Absolutely. You need good finance people, good administrators. You need a cricketer to run the cricketing things. Former cricketers have to be in the system.
Talking of expertise and administration, venues and dates were being changed two months before this World Cup. Was that a bit of a sour note?
One issue we have to look at here is security. If something happens, like when we had security issues regarding the IPL, it’s going to be a black mark on Indian cricket. It’s not that the venues have been changed, but the dates had to be revised. You have to keep these things in order. We don’t want a small incident to tarnish our image.
I think the issue was more about fans not getting tickets.
The BCCI said a few years back that tickets should not be sold much ahead of the matches. You should sell them closer to the matches for various reasons. The ticketing was all given to an agency. And the demand is so much. Look at Ahmedabad. They still need more tickets. They have another 1,10,000 people waiting to get to the stadium. So we have to tread slowly and cautiously and give the fans their best. We have worked on [the in-stadium experience] for this World Cup.
How do you ensure that Test cricket survives and grows?
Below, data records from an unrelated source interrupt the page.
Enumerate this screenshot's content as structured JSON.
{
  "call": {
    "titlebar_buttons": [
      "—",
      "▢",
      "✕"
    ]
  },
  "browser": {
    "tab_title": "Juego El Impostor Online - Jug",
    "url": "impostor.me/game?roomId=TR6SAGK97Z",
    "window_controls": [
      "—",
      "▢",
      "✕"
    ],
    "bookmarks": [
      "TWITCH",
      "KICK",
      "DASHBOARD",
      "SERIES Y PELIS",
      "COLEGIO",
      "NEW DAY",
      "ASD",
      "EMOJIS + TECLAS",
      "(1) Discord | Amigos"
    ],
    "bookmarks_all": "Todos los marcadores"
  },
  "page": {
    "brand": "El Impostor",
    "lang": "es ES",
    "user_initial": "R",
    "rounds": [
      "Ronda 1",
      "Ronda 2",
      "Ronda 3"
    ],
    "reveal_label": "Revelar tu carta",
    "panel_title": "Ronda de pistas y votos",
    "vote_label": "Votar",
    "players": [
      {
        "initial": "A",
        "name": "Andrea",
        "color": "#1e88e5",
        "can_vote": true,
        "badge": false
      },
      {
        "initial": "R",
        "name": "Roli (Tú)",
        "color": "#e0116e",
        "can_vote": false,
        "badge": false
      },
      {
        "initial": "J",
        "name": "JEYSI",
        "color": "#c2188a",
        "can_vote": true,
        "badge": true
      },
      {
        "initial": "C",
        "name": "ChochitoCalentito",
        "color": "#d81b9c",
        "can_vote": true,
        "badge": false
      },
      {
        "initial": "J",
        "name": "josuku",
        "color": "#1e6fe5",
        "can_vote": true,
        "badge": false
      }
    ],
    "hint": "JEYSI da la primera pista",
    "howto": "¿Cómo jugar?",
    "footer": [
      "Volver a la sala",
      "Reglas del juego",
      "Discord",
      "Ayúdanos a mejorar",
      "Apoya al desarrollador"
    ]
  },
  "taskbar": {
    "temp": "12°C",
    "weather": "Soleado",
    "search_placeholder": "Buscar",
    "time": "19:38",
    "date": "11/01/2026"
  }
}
Our priority is Test Cricket. And there are so many areas that you have to improve. You look at the last series, when England played Australia. The classic series. That’s what will keep Test Cricket alive. We have to do that in India, too. No one comes to a match to see one batsman bat the whole day and score 110 runs. We have to bring the crowds back into Test cricket. Even the one-day cricket is dying. There is not much crowd in the one-day cricket. Pressure for tickets in a T20 game and a one-day game is totally different.
In 1983, you played 60-over matches. A year later, it was brought down to 50. Do you see it going down to 40? Or do you see one-day cricket giving way to T20?
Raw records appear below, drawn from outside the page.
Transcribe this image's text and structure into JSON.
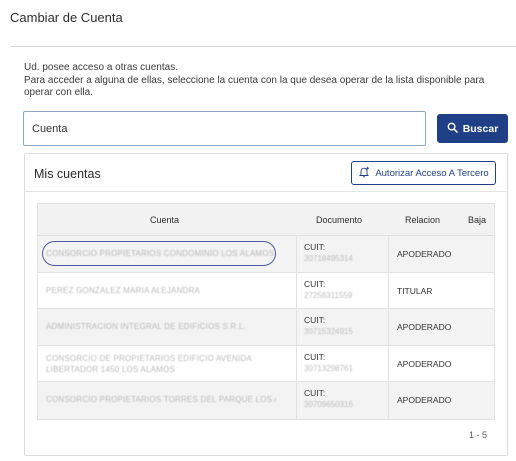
{
  "page": {
    "title": "Cambiar de Cuenta"
  },
  "intro": {
    "line1": "Ud. posee acceso a otras cuentas.",
    "line2": "Para acceder a alguna de ellas, seleccione la cuenta con la que desea operar de la lista disponible para operar con ella."
  },
  "search": {
    "value": "Cuenta",
    "placeholder": "Cuenta",
    "button_label": "Buscar"
  },
  "accounts": {
    "title": "Mis cuentas",
    "authorize_label": "Autorizar Acceso A Tercero",
    "columns": {
      "cuenta": "Cuenta",
      "documento": "Documento",
      "relacion": "Relacion",
      "baja": "Baja"
    },
    "rows": [
      {
        "cuenta": "CONSORCIO PROPIETARIOS CONDOMINIO LOS ALAMOS",
        "cuit_label": "CUIT:",
        "cuit": "30718495314",
        "relacion": "APODERADO"
      },
      {
        "cuenta": "PEREZ GONZALEZ MARIA ALEJANDRA",
        "cuit_label": "CUIT:",
        "cuit": "27256311559",
        "relacion": "TITULAR"
      },
      {
        "cuenta": "ADMINISTRACION INTEGRAL DE EDIFICIOS S.R.L.",
        "cuit_label": "CUIT:",
        "cuit": "30715324915",
        "relacion": "APODERADO"
      },
      {
        "cuenta": "CONSORCIO DE PROPIETARIOS EDIFICIO AVENIDA LIBERTADOR 1450 LOS ALAMOS",
        "cuit_label": "CUIT:",
        "cuit": "30713298761",
        "relacion": "APODERADO"
      },
      {
        "cuenta": "CONSORCIO PROPIETARIOS TORRES DEL PARQUE LOS ALAMOS",
        "cuit_label": "CUIT:",
        "cuit": "30709650316",
        "relacion": "APODERADO"
      }
    ],
    "pagination": "1 - 5"
  },
  "colors": {
    "primary": "#1f3f86",
    "highlight_ring": "#4a5ca8",
    "row_shade": "#f3f3f3"
  }
}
We have to find a formula for the one-day games to be more interesting. Something that will keep the crowd entertained. You can’t have it close to a T20. In the one-dayers, you can play a bit of cricket. You don’t have to slog at everything. The one-day format has to undergo some change. They are working on it.
How good are India’s chances in the upcoming World Cup?
We’re playing at home, and the players are also confident. They’ve had a good Asia Cup. They’re looking good. But coming back home and playing the World Cup, that’s when things have got to be different for them. The chances are good.
The chances could have been better had Rishabh Pant been fit. Can you update us about his status?
His injury is quite serious. So, he needs a little bit of time. The more time the healing takes, he’ll be better off. He’s improved a lot. And he’s started training. It’s only a matter of time before he makes it to the national team.
Can we see him in the 2024 World Cup?
Maybe he will be back at the start of the new season next year. As in the case of Bumrah, we have to go slowly with him.
How has your journey as the BCCI president been?
I was president of the Karnataka cricket association before I became BCCI president. It was my last term and I was contemplating a retired life with my family, some farming, something different from what I normally do. And out of the blue comes this request and I was very happy to accept it. I was able to learn a lot more about the administration of the game, how it is done in other states.
You talked about tapping the experience of past players. What about India’s most successful captain M.S. Dhoni?
He has so much to contribute to the game. All of them. Even Virat Kohli, when he finishes up. Have you heard about Dhoni’s collection of bikes? For the rest of his life, he’s got to be active. It’s important. I mean, you can’t be sitting idle and brooding or watching television the whole time. He’s doing the right thing.
Like you, Roger. You’ve got many avenues to keep your mind busy. You are an animal lover. You’ve got a farm. And you’re a doting grandfather now.